## PROVIDED RECORDS
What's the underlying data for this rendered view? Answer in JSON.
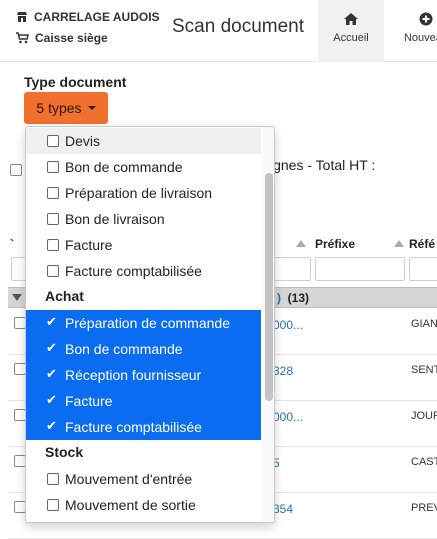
{
  "header": {
    "company": "CARRELAGE AUDOIS",
    "register": "Caisse siège",
    "title": "Scan document",
    "tabs": [
      {
        "label": "Accueil",
        "icon": "home-icon",
        "active": true
      },
      {
        "label": "Nouveau",
        "icon": "plus-circle-icon",
        "active": false
      }
    ]
  },
  "filter": {
    "type_label": "Type document",
    "types_button": "5 types"
  },
  "background": {
    "lignes_text": "ignes - Total HT :",
    "col_prefix": "Préfixe",
    "col_ref": "Réfé",
    "col_first": "`",
    "group_label": ")",
    "group_count": "(13)",
    "rows": [
      {
        "link": "000...",
        "name": "GIAN"
      },
      {
        "link": "328",
        "name": "SENT"
      },
      {
        "link": "000...",
        "name": "JOUR"
      },
      {
        "link": "5",
        "name": "CAST"
      },
      {
        "link": "354",
        "name": "PREV"
      }
    ]
  },
  "dropdown": {
    "items": [
      {
        "label": "Devis",
        "checked": false
      },
      {
        "label": "Bon de commande",
        "checked": false
      },
      {
        "label": "Préparation de livraison",
        "checked": false
      },
      {
        "label": "Bon de livraison",
        "checked": false
      },
      {
        "label": "Facture",
        "checked": false
      },
      {
        "label": "Facture comptabilisée",
        "checked": false
      }
    ],
    "groups": [
      {
        "label": "Achat",
        "items": [
          {
            "label": "Préparation de commande",
            "checked": true
          },
          {
            "label": "Bon de commande",
            "checked": true
          },
          {
            "label": "Réception fournisseur",
            "checked": true
          },
          {
            "label": "Facture",
            "checked": true
          },
          {
            "label": "Facture comptabilisée",
            "checked": true
          }
        ]
      },
      {
        "label": "Stock",
        "items": [
          {
            "label": "Mouvement d'entrée",
            "checked": false
          },
          {
            "label": "Mouvement de sortie",
            "checked": false
          }
        ]
      }
    ]
  },
  "colors": {
    "accent_orange": "#f36f2e",
    "selected_blue": "#0a6cf0",
    "link_blue": "#2a6fb5"
  }
}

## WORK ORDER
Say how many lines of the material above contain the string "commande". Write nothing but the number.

## REPLY
3